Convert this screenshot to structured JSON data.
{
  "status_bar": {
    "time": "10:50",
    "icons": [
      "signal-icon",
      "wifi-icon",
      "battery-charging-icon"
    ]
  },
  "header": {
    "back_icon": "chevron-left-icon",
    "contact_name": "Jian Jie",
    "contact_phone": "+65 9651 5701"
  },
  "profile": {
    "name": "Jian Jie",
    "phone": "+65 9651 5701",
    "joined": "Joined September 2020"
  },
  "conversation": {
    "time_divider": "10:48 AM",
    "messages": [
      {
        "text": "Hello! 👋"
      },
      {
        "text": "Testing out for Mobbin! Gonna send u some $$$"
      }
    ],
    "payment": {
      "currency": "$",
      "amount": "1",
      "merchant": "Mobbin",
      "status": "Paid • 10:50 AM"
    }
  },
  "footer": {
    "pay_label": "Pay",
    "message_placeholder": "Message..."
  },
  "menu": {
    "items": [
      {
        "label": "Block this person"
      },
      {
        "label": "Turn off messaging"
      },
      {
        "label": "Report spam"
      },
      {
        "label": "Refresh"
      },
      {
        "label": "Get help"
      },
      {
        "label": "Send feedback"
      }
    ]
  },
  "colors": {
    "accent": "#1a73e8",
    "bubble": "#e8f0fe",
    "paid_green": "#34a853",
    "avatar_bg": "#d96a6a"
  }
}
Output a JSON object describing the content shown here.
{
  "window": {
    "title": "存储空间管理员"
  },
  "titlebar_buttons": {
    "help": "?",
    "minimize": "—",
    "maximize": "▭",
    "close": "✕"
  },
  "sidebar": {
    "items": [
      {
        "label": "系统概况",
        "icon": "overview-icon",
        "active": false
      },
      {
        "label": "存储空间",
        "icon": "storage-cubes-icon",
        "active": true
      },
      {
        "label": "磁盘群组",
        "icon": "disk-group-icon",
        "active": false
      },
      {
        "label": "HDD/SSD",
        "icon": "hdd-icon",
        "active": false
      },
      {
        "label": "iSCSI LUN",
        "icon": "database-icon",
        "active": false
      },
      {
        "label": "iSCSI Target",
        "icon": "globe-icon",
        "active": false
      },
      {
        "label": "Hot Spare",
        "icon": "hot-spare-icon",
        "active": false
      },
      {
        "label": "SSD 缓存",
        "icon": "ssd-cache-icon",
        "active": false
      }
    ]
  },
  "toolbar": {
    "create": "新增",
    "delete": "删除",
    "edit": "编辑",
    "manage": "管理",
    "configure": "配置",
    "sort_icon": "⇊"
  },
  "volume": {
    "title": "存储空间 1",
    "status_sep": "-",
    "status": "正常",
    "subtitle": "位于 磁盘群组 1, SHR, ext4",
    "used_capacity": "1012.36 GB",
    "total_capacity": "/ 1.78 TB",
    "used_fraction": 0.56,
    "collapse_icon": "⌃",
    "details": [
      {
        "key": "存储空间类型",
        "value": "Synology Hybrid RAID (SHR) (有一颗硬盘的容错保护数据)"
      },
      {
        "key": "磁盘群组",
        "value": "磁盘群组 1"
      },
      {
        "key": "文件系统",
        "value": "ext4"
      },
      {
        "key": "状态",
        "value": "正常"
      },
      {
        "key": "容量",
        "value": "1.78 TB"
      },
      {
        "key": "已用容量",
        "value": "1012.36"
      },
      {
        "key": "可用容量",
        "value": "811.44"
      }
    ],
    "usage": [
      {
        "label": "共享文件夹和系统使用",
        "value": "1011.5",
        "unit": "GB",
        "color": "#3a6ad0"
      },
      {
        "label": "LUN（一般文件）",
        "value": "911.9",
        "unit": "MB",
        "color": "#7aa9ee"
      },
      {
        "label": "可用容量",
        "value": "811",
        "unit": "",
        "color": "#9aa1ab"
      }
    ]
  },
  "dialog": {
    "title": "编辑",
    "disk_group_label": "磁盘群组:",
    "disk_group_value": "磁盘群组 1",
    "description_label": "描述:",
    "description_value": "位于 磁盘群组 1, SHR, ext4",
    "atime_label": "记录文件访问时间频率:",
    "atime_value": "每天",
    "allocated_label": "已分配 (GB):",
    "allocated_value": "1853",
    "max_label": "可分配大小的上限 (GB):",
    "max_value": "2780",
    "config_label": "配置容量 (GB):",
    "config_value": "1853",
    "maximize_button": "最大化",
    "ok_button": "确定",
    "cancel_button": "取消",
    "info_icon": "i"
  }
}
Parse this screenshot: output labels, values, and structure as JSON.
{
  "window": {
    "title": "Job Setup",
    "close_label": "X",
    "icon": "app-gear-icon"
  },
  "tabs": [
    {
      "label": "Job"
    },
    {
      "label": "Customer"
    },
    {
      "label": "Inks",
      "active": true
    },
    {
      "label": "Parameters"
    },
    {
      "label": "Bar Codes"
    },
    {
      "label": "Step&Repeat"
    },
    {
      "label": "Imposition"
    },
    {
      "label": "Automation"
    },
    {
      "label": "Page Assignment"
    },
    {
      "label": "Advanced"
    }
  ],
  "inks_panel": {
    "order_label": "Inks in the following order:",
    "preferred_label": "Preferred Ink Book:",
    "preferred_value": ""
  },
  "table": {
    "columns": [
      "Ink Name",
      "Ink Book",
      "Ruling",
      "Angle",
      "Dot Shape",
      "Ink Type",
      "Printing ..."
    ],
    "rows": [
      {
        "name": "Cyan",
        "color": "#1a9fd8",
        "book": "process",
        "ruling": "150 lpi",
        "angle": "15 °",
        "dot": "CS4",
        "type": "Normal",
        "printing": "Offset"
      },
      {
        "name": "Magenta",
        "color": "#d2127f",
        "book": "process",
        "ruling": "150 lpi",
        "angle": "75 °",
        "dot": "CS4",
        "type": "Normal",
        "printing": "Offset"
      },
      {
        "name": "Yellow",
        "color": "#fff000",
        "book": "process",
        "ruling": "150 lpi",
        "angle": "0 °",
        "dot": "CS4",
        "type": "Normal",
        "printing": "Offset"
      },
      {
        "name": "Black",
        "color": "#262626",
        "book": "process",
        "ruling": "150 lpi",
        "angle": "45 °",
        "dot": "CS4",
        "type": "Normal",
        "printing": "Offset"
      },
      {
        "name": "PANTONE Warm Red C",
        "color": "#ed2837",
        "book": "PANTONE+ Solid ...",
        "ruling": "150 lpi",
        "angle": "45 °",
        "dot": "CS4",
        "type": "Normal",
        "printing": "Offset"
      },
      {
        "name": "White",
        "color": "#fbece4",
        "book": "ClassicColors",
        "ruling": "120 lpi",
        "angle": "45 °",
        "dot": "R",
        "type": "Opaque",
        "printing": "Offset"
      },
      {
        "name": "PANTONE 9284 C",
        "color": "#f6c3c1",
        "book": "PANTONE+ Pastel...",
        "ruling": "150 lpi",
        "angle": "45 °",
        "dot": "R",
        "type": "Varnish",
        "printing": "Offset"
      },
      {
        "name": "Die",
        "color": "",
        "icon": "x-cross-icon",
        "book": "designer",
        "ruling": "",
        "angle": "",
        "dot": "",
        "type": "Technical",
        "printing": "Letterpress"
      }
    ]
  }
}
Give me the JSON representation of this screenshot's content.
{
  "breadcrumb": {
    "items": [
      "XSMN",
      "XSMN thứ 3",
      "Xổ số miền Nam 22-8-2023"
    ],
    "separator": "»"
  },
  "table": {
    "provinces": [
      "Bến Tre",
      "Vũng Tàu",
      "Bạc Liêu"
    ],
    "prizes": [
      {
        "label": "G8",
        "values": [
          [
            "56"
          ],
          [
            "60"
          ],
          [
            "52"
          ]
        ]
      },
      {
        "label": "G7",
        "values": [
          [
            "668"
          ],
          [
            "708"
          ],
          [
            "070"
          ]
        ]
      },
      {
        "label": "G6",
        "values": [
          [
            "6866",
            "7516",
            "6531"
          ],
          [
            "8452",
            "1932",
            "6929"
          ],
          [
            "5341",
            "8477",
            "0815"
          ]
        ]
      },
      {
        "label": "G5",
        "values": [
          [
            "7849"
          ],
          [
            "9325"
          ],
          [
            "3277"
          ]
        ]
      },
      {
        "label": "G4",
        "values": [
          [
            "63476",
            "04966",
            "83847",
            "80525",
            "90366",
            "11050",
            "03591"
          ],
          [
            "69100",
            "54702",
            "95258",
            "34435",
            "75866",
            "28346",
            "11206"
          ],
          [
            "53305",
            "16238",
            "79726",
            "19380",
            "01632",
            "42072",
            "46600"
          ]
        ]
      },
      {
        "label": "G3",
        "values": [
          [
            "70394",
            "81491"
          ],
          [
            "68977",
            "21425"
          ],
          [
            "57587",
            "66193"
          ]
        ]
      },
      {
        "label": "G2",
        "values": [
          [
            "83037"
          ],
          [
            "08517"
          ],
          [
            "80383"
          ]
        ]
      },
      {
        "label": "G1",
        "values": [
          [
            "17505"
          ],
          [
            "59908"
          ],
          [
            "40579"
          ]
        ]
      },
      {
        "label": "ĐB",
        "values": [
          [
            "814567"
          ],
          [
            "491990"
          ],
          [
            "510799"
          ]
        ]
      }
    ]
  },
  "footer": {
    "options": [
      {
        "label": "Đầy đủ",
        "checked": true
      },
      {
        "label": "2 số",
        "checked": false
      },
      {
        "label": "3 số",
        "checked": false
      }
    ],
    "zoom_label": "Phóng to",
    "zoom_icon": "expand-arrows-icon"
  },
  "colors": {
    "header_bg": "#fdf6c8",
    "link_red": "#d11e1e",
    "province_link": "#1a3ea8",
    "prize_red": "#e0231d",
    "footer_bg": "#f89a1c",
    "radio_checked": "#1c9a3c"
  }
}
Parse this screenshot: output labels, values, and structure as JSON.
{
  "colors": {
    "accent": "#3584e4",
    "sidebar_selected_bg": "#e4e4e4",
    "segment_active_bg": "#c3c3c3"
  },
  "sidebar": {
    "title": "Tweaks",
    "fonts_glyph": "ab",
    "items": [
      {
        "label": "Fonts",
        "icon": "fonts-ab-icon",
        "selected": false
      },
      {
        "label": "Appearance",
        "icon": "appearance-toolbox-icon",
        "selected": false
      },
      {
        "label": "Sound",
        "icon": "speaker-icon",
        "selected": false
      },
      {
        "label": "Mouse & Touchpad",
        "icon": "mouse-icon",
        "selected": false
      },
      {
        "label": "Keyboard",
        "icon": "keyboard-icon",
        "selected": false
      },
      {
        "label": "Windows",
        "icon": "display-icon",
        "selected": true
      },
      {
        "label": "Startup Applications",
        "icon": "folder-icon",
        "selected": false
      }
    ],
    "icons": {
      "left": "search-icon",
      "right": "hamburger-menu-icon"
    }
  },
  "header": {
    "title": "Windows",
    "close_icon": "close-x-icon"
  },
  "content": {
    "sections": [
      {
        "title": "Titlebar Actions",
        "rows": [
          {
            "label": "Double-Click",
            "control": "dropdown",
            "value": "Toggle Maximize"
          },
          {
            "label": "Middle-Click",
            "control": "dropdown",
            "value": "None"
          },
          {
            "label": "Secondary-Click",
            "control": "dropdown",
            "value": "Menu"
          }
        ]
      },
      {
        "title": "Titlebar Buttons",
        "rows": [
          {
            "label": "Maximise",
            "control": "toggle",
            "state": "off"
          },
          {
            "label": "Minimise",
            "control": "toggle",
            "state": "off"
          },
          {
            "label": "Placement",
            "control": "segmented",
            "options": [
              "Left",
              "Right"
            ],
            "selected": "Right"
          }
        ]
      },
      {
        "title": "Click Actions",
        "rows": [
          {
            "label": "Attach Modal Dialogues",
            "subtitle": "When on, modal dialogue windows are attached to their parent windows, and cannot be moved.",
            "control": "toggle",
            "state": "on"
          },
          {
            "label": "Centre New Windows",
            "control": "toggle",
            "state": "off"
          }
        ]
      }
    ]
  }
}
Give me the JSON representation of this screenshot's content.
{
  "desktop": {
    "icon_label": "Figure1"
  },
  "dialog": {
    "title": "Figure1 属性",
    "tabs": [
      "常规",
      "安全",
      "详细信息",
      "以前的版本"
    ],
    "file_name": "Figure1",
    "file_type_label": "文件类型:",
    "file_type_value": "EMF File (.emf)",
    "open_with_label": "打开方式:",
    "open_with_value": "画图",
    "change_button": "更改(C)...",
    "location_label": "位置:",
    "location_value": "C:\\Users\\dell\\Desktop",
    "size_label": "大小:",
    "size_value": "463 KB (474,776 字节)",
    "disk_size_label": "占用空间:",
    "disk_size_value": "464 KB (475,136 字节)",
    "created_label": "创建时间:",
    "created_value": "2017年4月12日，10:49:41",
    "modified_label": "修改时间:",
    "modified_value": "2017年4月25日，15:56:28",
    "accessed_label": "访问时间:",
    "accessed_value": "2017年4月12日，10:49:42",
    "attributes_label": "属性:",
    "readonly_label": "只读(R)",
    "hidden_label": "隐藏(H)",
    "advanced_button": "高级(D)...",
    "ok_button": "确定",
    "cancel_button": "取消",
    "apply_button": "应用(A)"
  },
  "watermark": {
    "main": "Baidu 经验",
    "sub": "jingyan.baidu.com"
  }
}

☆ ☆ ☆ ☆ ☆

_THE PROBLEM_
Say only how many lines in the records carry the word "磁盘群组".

_SOLUTION BELOW_
7